Iranian media outlets have recently made allegations that Shirin Ebadi’s daughter, a former law student, was converted to the Baha’i Faith by McGill law professor and human rights lawyer Payam Akhavan, a move made undoubtedly to discredit Ebadi amongst the Iranian people. Other such claims made against Akhavan and the McGill Association for Baha’i Studies have claimed that Akhavan is an American spy, that McGill is a prominent centre of Baha’ism in North America, and that the McGill ABS is the hub of this activity. All these allegations have been false, and are part of a larger campaign to slander and misrepresent Baha’is, and all those associated with them. Ebadi, who won the Nobel Peace Prize in 2003 for significant efforts in furthering the cause of democracy and the rights of women and minorities in Iran, has been receiving an unprecedented number of death threats in relation to her defending the seven Baha’i leaders arrested last May. On January 1, demonstrators in support of the current Iranian regime attacked Ebadi’s home and office.

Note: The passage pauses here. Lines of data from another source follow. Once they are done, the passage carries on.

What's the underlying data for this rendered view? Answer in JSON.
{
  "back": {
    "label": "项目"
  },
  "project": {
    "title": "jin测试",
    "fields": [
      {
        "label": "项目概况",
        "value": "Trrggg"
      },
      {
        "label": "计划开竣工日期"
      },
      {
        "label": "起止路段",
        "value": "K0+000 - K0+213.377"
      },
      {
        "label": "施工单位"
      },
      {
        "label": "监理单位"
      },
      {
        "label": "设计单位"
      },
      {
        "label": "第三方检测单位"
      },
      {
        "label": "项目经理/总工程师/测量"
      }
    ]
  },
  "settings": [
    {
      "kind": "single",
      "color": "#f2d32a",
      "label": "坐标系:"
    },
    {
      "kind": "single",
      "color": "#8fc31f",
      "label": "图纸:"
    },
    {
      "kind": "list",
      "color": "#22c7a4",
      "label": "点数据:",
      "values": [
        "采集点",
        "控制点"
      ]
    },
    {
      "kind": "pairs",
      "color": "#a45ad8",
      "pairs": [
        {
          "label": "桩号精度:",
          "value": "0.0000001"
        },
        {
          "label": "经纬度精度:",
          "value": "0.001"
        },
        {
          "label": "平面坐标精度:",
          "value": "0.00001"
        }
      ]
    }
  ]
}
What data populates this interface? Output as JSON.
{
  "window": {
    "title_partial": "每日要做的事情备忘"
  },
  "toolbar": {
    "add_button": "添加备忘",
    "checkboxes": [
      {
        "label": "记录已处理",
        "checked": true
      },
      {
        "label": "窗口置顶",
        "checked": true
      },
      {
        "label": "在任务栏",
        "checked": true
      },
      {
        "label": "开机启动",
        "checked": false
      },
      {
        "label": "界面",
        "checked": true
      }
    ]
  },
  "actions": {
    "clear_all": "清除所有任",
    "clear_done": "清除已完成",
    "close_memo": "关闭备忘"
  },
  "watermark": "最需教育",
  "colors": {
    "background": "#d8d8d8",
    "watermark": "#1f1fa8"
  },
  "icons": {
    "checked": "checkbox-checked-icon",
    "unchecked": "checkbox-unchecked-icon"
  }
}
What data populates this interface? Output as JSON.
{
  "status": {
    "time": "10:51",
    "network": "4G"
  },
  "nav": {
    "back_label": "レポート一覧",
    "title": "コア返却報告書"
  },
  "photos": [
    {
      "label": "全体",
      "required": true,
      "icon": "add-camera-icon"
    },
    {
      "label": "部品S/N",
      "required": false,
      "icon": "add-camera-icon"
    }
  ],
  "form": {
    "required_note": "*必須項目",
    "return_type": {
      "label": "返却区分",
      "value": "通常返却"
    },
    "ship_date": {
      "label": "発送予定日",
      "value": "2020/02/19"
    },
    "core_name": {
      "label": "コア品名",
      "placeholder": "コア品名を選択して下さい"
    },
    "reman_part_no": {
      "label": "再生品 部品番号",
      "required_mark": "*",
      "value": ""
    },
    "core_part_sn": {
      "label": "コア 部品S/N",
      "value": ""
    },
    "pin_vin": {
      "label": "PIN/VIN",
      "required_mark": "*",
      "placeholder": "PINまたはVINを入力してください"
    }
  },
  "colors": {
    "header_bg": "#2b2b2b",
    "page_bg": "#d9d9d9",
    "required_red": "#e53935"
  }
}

Editor’s Note: Payam Akhavan is Associate Professor for the Faculty of Law at McGill University. He teaches and researches in the areas of public international law, international criminal law and transitional justice, with a particular interest in human rights and multiculturalism, war crimes prosecutions, UN reform and the prevention of genocide. Full biography at http://people.mcgill.ca/payam.akhavan/
[Extract from Baha’is Are Still Suffering by Nadim Roberts at
http://media.www.mcgilltribune.com/news/2009/01/20/Opinion/Vox-Populi.Bahais.Are.Still.Suffering.In.Iran-3589290.shtml. Nadim Roberts is a U3 political science student and vice-president external of the McGill Association for Baha’i Studies]